When I first got into the demand gen game fifteen years ago, we used a basic teleprospecting model: dial for leads, qualify anyone you were lucky enough to make contact with, and push the good fits to field sales. We’ve come a long way since the beginning of the millennium—inbound marketing, permission marketing, social media, etc.—but two recent conversations have me wondering if we’re close to completing the circle back to the year 2000 (I will happily grant that 2 data points does not a scientific survey make, but they did get me thinking).
The first was a conversation with a former colleague—currently VP of sales for a software company—who told me he has been bombarded lately with calls from teleprospecting/ appointment setting firms looking to drum up new business. I’ve been a marketing executive for a while now, and I can’t remember the last time I received such a call. The second was a conversation with another marketer who told me that they are changing their demand gen model by placing a heavy emphasis teleprospecting targeting senior executives at enterprise-level companies. All well and good, but it was the second shoe dropping that really got my attention.
As a tradeoff for diving into teleprospecting, the company has decided to curtail their content marketing program. That concerns me because getting the ear of a senior executive is next to impossible, but without the air cover of a robust content marketing campaign, you can remove the “next.”
Don’t believe me, read this from Business2Community, or call to mind your own experience. If the average buyer is 70% of the way through the buying process before they even engage with a vendor, what chance does any company have if they’re relying on a calling campaign to drum up new leads?
Content marketing isn’t a silver bullet. Nothing is. But it’s also not a shiny object that’s run its course. Content marketing is critical, especially in the upper funnel where you establish your brand. Without it, how will you take a prospect on the journey that lands them at your doorstep, reaching out when they’ve 70% mark. The simple truth is you won’t.
And on the rare occasion when one of the telemarketers makes a connection and has a meaningful conversation with a decision-maker who’s in an evaluation cycle, they’ll find it nearly impossible to squeeze their way onto the dance floor unless they are in the very early stages. Simply put, without a content strategy to support it, teleprospecting is a waste of precious marketing budget.
At the turn of the century, the most common responses teleprospectors heard—when they were lucky enough to make connection—were, “Thanks, but we’re not looking,” and “We are evaluating, but we’re down to our short list.”
The evolution of content marketing changed that by tipping the balance toward inbound leads that were already well on their way to making a decision.
Teleprospectors will have their share of conversations. By putting the right content in front of the right eyes at the right time, and the odds turning those conversations into leads will be much improved when teleprospecting makes a comeback.
Just a few short weeks ago I joined OptiMine Software as the first director of marketing.
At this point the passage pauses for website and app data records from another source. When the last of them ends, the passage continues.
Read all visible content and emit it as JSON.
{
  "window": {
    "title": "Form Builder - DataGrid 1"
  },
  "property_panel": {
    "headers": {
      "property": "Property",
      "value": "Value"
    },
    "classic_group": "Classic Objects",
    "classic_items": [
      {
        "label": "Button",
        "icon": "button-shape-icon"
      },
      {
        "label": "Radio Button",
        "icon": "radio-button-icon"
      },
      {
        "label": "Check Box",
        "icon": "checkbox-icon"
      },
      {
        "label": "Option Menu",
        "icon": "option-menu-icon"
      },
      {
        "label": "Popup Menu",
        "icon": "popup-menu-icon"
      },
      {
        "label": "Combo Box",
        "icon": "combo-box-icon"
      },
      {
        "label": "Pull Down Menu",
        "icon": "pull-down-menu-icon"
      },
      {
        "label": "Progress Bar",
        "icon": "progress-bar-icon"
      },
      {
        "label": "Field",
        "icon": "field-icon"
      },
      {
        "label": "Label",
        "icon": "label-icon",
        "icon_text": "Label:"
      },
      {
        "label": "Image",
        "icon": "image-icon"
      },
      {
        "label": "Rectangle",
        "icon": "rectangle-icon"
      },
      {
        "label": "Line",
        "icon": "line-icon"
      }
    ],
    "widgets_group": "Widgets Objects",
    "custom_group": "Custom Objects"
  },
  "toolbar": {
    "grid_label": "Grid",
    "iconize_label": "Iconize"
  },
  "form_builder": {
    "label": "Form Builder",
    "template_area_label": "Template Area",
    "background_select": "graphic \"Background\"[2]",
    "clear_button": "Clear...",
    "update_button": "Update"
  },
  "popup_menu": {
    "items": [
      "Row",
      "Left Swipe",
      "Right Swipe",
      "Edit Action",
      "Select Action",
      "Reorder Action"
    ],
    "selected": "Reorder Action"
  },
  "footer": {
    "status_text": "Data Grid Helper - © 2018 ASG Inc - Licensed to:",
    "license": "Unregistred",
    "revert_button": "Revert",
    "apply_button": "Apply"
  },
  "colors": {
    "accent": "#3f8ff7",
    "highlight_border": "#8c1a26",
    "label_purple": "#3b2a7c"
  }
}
OptiMine is a 3 yr old technology company that develops and sells bid optimization software for companies engaged in large (+$30K monthly spend) paid search campaigns. As their first member of the marketing department I walked into what is, for all intents and purposes, a blank slate. That is why the 1o marketing lessons in this article from Mark Suster was a welcomed find.
I’ve been involved in technology marketing for most of the last decade and spent much of that time in a start-up-like division of a company with annual sales of $100 million. OptiMine is a true start up and the marketing plan I presented to senior management today is the first in our short history. Thanks to Mark Suster’s article, I will benefit from his experience and his 10 lessons.
Timing is everything.